Stored entries:
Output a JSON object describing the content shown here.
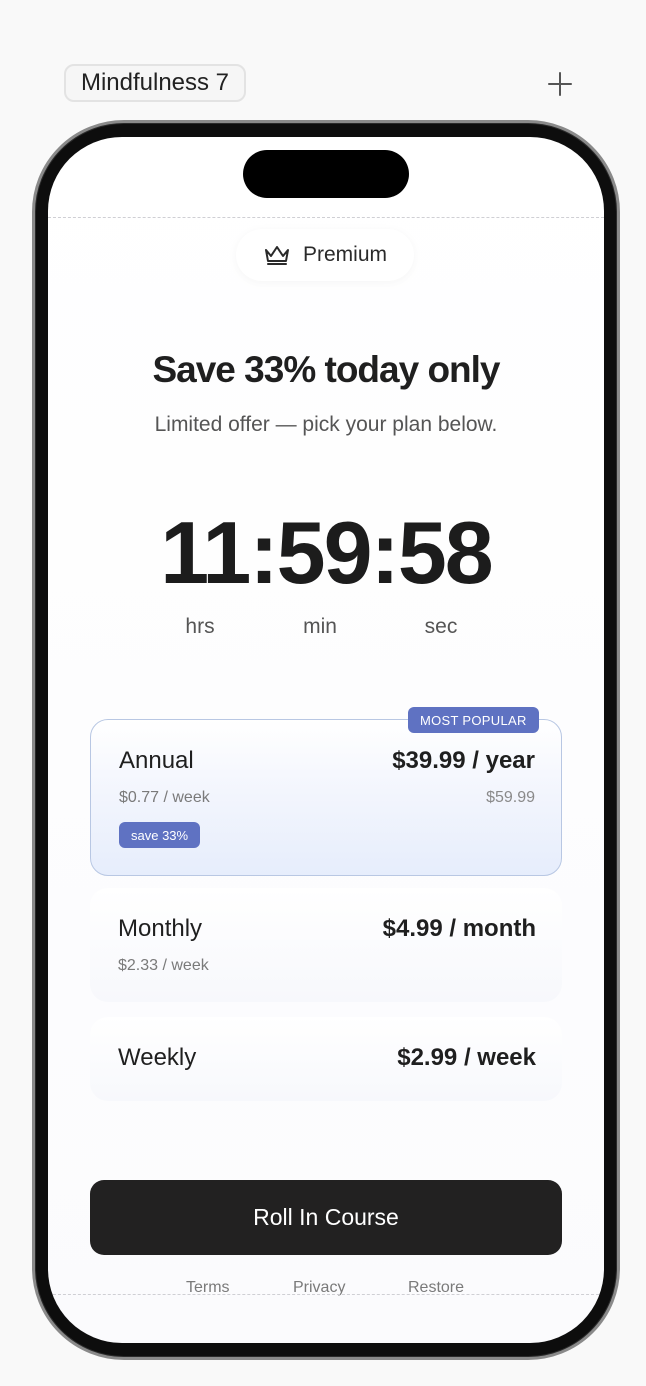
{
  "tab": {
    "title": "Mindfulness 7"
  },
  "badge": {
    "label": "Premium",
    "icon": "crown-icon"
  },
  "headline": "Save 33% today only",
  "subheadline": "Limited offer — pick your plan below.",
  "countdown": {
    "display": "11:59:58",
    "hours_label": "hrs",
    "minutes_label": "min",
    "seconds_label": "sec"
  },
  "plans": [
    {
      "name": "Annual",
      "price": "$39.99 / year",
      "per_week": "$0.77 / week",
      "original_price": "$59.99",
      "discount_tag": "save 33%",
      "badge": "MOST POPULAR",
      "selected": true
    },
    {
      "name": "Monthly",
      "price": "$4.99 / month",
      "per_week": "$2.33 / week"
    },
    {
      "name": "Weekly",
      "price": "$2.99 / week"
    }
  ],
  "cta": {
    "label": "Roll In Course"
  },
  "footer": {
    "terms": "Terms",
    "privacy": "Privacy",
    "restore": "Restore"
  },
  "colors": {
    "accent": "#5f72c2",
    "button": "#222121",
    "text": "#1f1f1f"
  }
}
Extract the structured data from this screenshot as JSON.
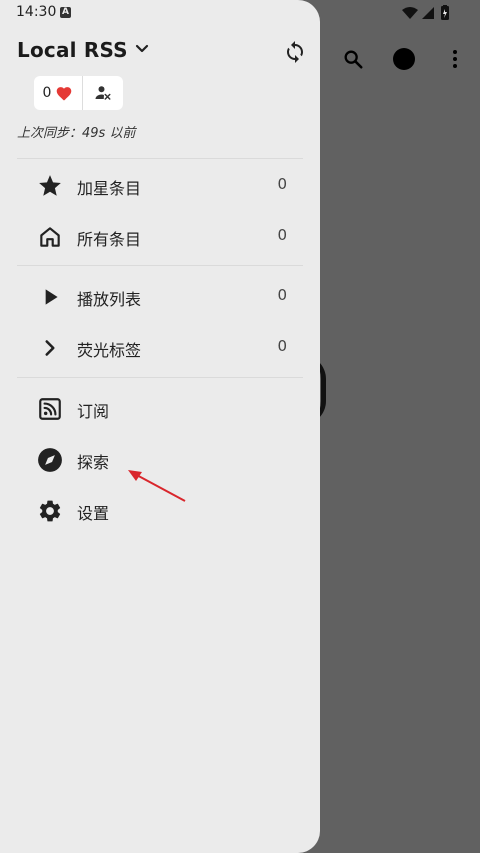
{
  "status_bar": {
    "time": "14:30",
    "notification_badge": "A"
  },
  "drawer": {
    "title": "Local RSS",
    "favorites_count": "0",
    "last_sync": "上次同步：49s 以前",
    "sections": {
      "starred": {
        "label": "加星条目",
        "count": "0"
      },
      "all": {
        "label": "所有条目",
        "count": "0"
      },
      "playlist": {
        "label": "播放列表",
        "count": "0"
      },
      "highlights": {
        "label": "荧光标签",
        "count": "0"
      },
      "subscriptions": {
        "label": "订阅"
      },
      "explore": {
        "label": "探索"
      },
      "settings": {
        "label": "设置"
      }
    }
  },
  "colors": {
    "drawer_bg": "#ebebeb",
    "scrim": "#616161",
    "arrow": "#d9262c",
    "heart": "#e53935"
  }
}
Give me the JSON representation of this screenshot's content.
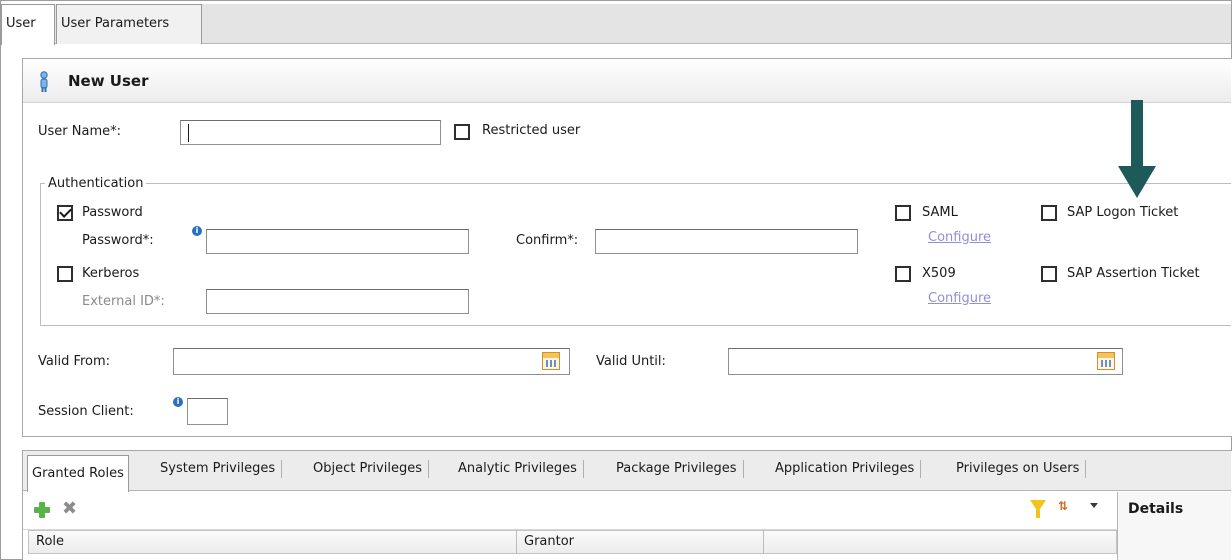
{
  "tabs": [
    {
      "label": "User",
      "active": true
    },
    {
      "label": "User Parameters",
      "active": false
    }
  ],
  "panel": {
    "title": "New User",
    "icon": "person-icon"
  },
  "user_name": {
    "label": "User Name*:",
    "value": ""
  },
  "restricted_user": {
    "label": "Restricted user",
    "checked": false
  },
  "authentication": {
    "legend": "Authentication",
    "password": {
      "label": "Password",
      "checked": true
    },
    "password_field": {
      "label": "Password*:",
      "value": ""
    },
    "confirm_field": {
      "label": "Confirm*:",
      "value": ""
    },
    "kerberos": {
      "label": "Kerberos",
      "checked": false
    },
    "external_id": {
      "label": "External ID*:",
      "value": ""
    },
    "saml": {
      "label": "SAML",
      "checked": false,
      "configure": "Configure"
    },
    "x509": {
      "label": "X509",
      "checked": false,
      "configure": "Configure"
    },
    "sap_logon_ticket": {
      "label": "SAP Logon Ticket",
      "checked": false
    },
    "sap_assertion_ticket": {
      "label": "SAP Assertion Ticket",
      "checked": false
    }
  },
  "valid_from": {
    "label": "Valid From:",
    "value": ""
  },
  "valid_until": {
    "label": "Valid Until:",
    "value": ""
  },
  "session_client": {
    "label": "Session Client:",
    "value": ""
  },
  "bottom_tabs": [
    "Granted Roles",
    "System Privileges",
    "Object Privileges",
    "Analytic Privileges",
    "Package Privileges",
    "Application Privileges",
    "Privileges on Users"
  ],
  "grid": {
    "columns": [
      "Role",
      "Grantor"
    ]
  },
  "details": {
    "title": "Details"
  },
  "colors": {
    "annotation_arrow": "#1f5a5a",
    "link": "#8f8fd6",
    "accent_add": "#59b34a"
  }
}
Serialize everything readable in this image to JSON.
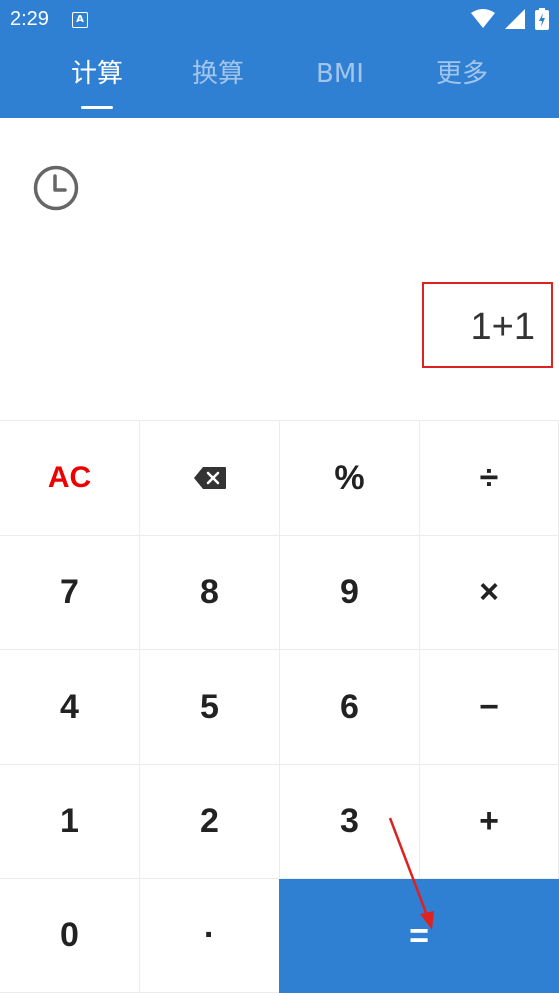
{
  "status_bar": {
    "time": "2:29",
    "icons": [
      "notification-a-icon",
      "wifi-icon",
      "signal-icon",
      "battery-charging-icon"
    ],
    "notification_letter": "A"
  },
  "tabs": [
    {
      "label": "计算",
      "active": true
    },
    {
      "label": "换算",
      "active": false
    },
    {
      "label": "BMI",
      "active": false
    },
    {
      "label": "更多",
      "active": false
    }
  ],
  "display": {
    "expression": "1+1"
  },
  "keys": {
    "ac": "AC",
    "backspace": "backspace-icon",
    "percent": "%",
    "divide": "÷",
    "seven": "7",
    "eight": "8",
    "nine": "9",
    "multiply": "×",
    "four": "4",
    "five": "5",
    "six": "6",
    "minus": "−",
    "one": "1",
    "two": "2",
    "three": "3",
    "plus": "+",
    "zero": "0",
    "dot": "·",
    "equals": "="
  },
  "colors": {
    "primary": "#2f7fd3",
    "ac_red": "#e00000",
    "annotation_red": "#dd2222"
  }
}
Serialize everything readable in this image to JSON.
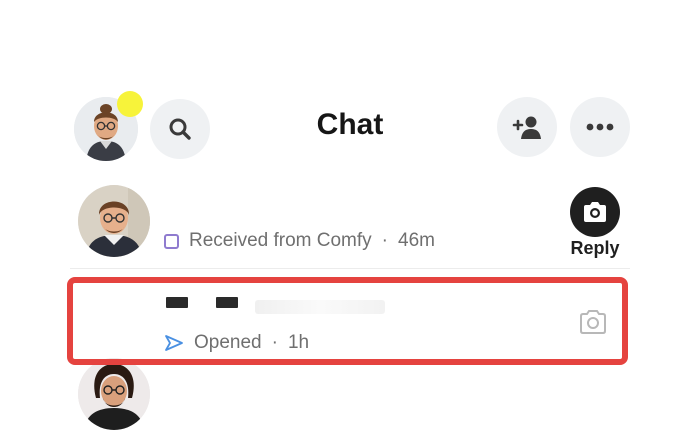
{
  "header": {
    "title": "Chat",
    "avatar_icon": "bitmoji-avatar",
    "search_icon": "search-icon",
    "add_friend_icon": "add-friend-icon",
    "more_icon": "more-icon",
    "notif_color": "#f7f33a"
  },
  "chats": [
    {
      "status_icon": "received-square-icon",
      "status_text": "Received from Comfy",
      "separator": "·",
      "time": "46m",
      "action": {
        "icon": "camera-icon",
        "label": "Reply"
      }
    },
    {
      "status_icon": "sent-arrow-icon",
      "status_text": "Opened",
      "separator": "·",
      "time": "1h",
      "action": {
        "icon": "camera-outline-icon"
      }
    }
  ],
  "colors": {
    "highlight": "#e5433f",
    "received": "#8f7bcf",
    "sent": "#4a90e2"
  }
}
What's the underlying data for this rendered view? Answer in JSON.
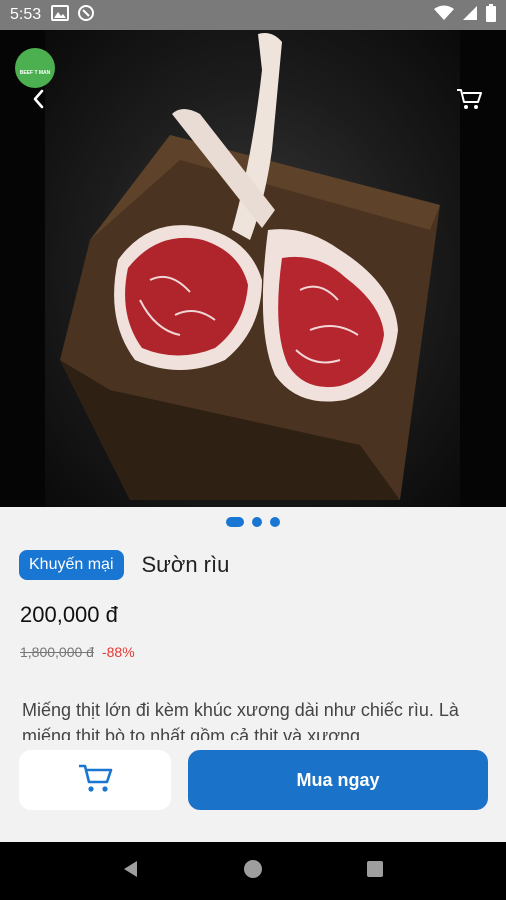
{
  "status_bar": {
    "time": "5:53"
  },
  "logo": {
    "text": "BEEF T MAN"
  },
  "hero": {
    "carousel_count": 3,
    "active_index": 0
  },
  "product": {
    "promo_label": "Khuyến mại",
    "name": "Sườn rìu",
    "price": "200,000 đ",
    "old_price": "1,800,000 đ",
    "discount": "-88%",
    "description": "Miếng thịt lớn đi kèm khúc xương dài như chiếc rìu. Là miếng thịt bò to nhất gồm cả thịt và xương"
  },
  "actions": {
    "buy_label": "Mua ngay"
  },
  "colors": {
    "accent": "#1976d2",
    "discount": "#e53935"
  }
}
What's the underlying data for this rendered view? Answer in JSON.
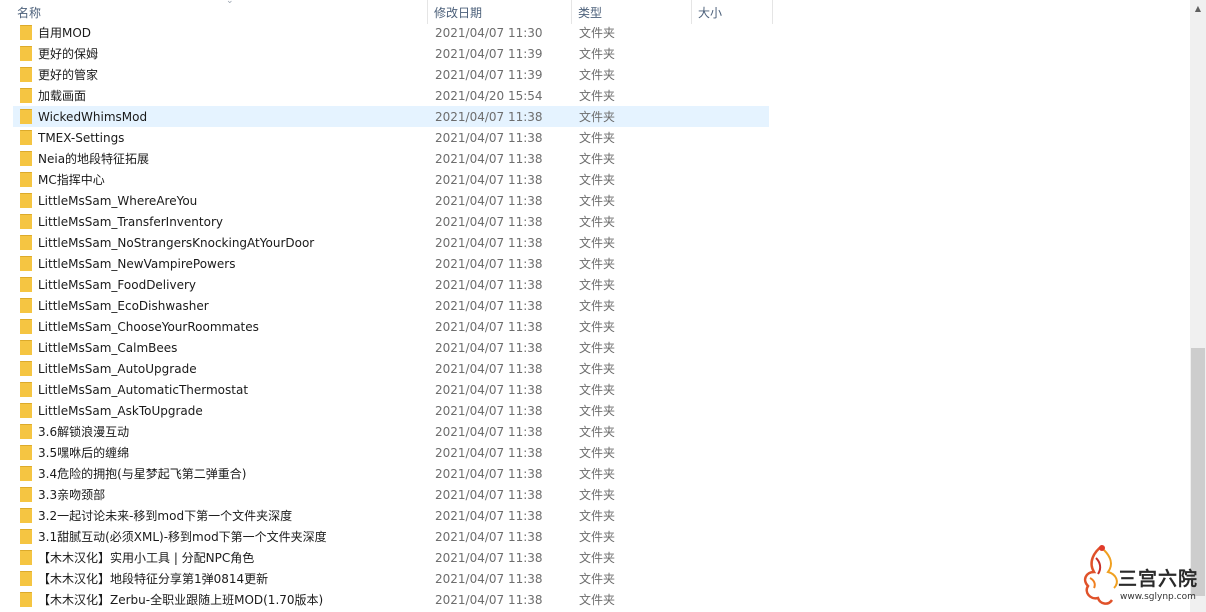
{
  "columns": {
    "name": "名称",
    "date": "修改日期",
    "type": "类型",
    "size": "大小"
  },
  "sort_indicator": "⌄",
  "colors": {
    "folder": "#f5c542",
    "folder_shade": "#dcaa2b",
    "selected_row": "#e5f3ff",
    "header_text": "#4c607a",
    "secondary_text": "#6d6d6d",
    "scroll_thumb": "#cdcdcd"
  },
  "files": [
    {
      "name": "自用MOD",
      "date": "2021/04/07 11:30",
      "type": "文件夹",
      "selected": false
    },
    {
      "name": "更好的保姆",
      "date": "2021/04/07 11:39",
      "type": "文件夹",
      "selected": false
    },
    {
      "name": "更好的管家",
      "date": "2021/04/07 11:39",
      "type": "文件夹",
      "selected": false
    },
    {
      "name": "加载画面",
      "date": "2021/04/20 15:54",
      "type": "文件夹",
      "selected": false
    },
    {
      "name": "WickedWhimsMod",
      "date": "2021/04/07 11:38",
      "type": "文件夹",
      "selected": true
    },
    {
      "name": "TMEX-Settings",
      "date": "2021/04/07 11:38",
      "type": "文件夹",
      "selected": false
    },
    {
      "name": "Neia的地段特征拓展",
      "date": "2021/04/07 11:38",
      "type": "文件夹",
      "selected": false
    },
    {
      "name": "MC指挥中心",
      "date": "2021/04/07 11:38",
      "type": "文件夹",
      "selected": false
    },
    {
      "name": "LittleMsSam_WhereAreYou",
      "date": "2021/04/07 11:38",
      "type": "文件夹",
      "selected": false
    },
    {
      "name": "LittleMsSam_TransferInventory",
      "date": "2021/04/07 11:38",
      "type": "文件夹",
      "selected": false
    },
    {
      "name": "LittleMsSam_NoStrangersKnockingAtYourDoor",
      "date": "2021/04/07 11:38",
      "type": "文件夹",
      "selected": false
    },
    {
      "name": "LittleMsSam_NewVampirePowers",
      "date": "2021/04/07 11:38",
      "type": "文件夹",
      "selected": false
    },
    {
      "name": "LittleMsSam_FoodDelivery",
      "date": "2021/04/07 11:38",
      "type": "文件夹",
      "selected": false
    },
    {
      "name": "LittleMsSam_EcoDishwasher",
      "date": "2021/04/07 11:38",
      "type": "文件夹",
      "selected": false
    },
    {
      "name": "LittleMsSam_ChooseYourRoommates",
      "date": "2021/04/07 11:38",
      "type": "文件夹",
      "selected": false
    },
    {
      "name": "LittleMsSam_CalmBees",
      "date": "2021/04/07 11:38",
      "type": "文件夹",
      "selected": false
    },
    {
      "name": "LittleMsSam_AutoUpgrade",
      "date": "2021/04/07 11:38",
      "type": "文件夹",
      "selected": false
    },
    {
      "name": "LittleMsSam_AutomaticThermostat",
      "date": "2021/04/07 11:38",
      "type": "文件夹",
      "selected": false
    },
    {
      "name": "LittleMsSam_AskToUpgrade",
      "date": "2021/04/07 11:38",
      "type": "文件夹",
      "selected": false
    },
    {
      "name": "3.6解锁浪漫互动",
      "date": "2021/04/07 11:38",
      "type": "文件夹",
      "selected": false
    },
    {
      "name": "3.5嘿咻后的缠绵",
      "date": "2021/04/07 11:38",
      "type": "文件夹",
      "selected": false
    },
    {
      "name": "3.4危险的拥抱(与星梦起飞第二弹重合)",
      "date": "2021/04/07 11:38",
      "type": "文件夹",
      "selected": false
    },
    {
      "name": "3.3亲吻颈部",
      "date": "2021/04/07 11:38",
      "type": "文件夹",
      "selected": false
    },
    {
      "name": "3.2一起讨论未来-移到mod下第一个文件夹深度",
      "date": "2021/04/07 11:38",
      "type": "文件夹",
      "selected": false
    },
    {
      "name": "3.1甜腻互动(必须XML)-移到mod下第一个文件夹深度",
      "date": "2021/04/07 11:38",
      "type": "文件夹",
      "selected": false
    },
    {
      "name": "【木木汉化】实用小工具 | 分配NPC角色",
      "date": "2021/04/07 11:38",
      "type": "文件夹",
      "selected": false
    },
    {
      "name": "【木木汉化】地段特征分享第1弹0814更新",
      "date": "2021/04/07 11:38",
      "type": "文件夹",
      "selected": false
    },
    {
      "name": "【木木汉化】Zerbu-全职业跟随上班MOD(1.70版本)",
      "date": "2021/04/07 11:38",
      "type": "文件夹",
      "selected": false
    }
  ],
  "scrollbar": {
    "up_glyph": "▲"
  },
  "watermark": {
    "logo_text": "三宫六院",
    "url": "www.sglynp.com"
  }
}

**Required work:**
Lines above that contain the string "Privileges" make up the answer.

**Response to the exercise:**
    "System Privileges",
    "Object Privileges",
    "Analytic Privileges",
    "Package Privileges",
    "Application Privileges",
    "Privileges on Users"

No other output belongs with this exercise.